> [Your instructions] Go through the entries below, tally each line that has the word "icon", and give only the total.

> [Extracted data]

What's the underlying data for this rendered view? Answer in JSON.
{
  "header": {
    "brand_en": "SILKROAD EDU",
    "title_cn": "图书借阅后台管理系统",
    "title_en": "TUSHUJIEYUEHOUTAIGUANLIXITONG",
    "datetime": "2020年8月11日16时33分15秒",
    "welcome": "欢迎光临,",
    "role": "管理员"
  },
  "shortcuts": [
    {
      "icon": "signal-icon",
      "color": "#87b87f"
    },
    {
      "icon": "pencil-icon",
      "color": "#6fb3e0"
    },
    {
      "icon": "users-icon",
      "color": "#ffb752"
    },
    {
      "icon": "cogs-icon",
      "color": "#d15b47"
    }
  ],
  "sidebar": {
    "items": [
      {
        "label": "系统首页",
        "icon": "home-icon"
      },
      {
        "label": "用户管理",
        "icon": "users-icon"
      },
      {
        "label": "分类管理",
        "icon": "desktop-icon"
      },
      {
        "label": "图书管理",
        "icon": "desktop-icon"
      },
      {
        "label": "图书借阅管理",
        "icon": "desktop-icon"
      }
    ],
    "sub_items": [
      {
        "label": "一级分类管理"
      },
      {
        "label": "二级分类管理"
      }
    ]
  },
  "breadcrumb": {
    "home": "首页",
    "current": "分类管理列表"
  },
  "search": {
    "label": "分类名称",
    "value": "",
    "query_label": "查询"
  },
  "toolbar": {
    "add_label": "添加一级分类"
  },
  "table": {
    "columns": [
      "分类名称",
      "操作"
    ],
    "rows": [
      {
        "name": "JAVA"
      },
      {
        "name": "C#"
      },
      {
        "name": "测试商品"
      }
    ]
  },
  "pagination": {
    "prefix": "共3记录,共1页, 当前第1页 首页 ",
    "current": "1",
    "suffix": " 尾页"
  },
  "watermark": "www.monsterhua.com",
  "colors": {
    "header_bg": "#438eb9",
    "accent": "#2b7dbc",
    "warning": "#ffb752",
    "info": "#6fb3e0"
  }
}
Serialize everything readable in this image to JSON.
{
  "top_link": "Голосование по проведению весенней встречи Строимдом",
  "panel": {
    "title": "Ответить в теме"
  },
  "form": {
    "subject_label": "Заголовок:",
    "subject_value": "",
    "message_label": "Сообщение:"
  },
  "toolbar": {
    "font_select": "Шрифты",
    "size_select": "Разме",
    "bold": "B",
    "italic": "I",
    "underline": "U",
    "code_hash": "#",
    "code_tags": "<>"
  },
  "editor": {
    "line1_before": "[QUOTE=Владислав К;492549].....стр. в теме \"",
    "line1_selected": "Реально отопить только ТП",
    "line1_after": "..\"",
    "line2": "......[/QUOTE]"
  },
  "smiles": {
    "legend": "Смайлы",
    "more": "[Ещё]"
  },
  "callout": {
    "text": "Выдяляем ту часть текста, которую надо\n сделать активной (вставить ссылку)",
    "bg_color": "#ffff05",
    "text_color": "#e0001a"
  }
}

> [Reply to the exercise] 9